> [Required work]
Copy out the full data exactly as given; pictures should not be included.

Interface dataset entries:
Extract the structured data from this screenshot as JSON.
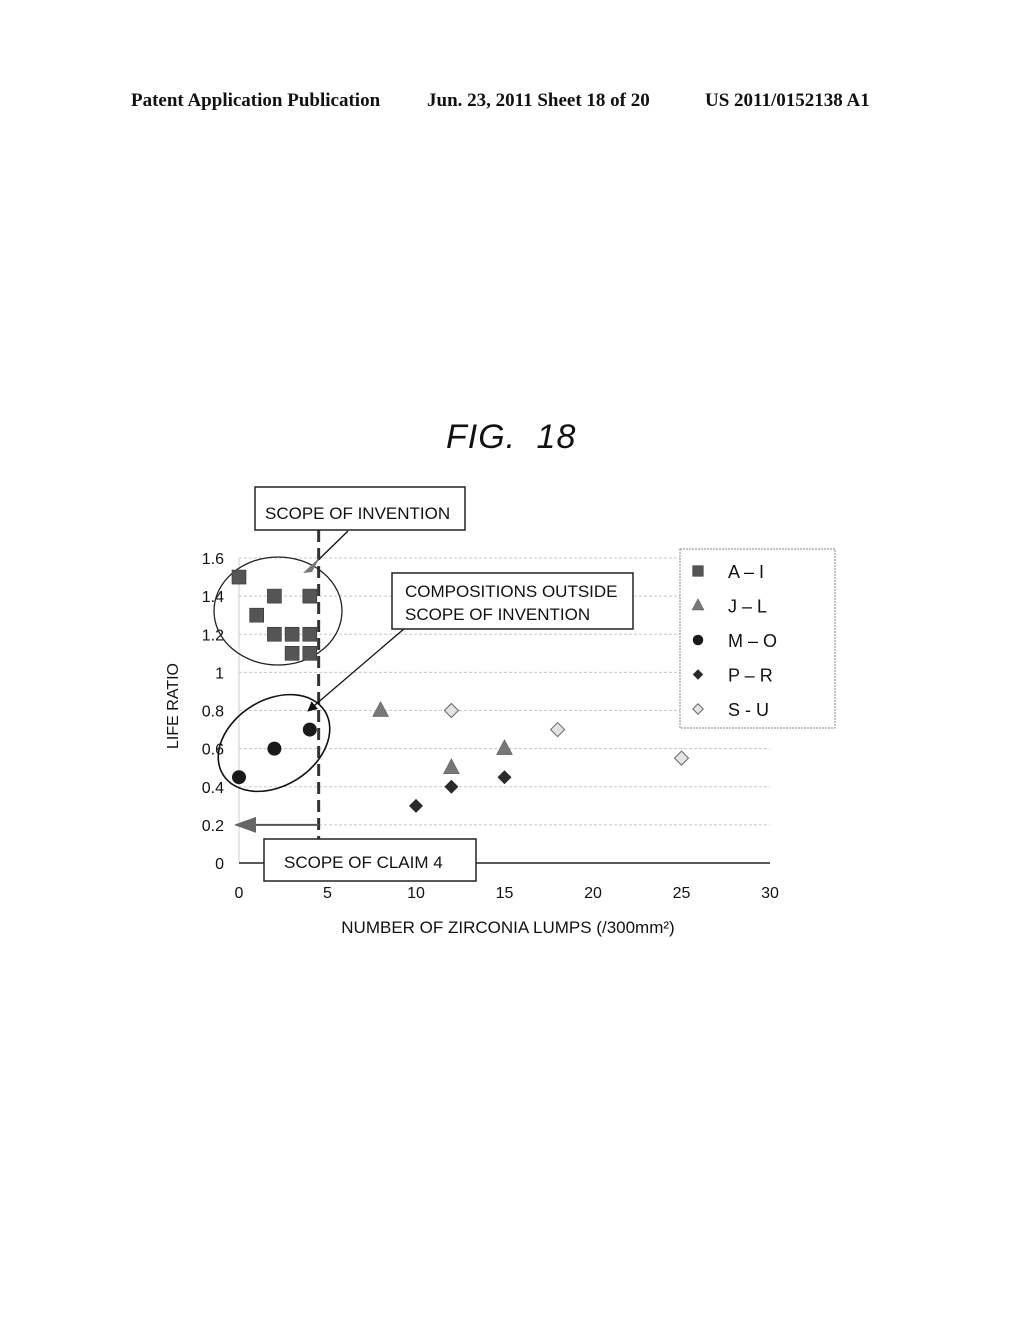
{
  "header": {
    "left": "Patent Application Publication",
    "center": "Jun. 23, 2011  Sheet 18 of 20",
    "right": "US 2011/0152138 A1"
  },
  "figure_label": "FIG. 18",
  "annotations": {
    "scope_of_invention": "SCOPE  OF  INVENTION",
    "outside_line1": "COMPOSITIONS  OUTSIDE",
    "outside_line2": "SCOPE  OF  INVENTION",
    "scope_of_claim": "SCOPE  OF  CLAIM  4",
    "scope_boundary_x": 4.5,
    "claim_arrow_y": 0.2
  },
  "colors": {
    "square": "#555555",
    "triangle": "#777777",
    "circle": "#1a1a1a",
    "diamond": "#2a2a2a",
    "open_diamond": "#e4e4e4"
  },
  "chart_data": {
    "type": "scatter",
    "title": "FIG. 18",
    "xlabel": "NUMBER  OF  ZIRCONIA  LUMPS  (/300mm²)",
    "ylabel": "LIFE  RATIO",
    "xlim": [
      0,
      30
    ],
    "ylim": [
      0,
      1.6
    ],
    "xticks": [
      "0",
      "5",
      "10",
      "15",
      "20",
      "25",
      "30"
    ],
    "xtick_values": [
      0,
      5,
      10,
      15,
      20,
      25,
      30
    ],
    "yticks": [
      "0",
      "0.2",
      "0.4",
      "0.6",
      "0.8",
      "1",
      "1.2",
      "1.4",
      "1.6"
    ],
    "ytick_values": [
      0,
      0.2,
      0.4,
      0.6,
      0.8,
      1.0,
      1.2,
      1.4,
      1.6
    ],
    "grid": true,
    "legend_position": "top-right",
    "series": [
      {
        "name": "A – I",
        "marker": "square",
        "points": [
          [
            0,
            1.5
          ],
          [
            1,
            1.3
          ],
          [
            2,
            1.4
          ],
          [
            4,
            1.4
          ],
          [
            2,
            1.2
          ],
          [
            3,
            1.2
          ],
          [
            4,
            1.2
          ],
          [
            3,
            1.1
          ],
          [
            4,
            1.1
          ]
        ]
      },
      {
        "name": "J – L",
        "marker": "triangle",
        "points": [
          [
            8,
            0.8
          ],
          [
            12,
            0.5
          ],
          [
            15,
            0.6
          ]
        ]
      },
      {
        "name": "M – O",
        "marker": "circle",
        "points": [
          [
            0,
            0.45
          ],
          [
            2,
            0.6
          ],
          [
            4,
            0.7
          ]
        ]
      },
      {
        "name": "P – R",
        "marker": "diamond",
        "points": [
          [
            10,
            0.3
          ],
          [
            12,
            0.4
          ],
          [
            15,
            0.45
          ]
        ]
      },
      {
        "name": "S - U",
        "marker": "open-diamond",
        "points": [
          [
            12,
            0.8
          ],
          [
            18,
            0.7
          ],
          [
            25,
            0.55
          ]
        ]
      }
    ]
  }
}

> [Written answer]
Extract the structured data from this screenshot as JSON.
{
  "header": {
    "left": "Patent Application Publication",
    "center": "Jun. 23, 2011  Sheet 18 of 20",
    "right": "US 2011/0152138 A1"
  },
  "figure_label": "FIG. 18",
  "annotations": {
    "scope_of_invention": "SCOPE  OF  INVENTION",
    "outside_line1": "COMPOSITIONS  OUTSIDE",
    "outside_line2": "SCOPE  OF  INVENTION",
    "scope_of_claim": "SCOPE  OF  CLAIM  4",
    "scope_boundary_x": 4.5,
    "claim_arrow_y": 0.2
  },
  "colors": {
    "square": "#555555",
    "triangle": "#777777",
    "circle": "#1a1a1a",
    "diamond": "#2a2a2a",
    "open_diamond": "#e4e4e4"
  },
  "chart_data": {
    "type": "scatter",
    "title": "FIG. 18",
    "xlabel": "NUMBER  OF  ZIRCONIA  LUMPS  (/300mm²)",
    "ylabel": "LIFE  RATIO",
    "xlim": [
      0,
      30
    ],
    "ylim": [
      0,
      1.6
    ],
    "xticks": [
      "0",
      "5",
      "10",
      "15",
      "20",
      "25",
      "30"
    ],
    "xtick_values": [
      0,
      5,
      10,
      15,
      20,
      25,
      30
    ],
    "yticks": [
      "0",
      "0.2",
      "0.4",
      "0.6",
      "0.8",
      "1",
      "1.2",
      "1.4",
      "1.6"
    ],
    "ytick_values": [
      0,
      0.2,
      0.4,
      0.6,
      0.8,
      1.0,
      1.2,
      1.4,
      1.6
    ],
    "grid": true,
    "legend_position": "top-right",
    "series": [
      {
        "name": "A – I",
        "marker": "square",
        "points": [
          [
            0,
            1.5
          ],
          [
            1,
            1.3
          ],
          [
            2,
            1.4
          ],
          [
            4,
            1.4
          ],
          [
            2,
            1.2
          ],
          [
            3,
            1.2
          ],
          [
            4,
            1.2
          ],
          [
            3,
            1.1
          ],
          [
            4,
            1.1
          ]
        ]
      },
      {
        "name": "J – L",
        "marker": "triangle",
        "points": [
          [
            8,
            0.8
          ],
          [
            12,
            0.5
          ],
          [
            15,
            0.6
          ]
        ]
      },
      {
        "name": "M – O",
        "marker": "circle",
        "points": [
          [
            0,
            0.45
          ],
          [
            2,
            0.6
          ],
          [
            4,
            0.7
          ]
        ]
      },
      {
        "name": "P – R",
        "marker": "diamond",
        "points": [
          [
            10,
            0.3
          ],
          [
            12,
            0.4
          ],
          [
            15,
            0.45
          ]
        ]
      },
      {
        "name": "S - U",
        "marker": "open-diamond",
        "points": [
          [
            12,
            0.8
          ],
          [
            18,
            0.7
          ],
          [
            25,
            0.55
          ]
        ]
      }
    ]
  }
}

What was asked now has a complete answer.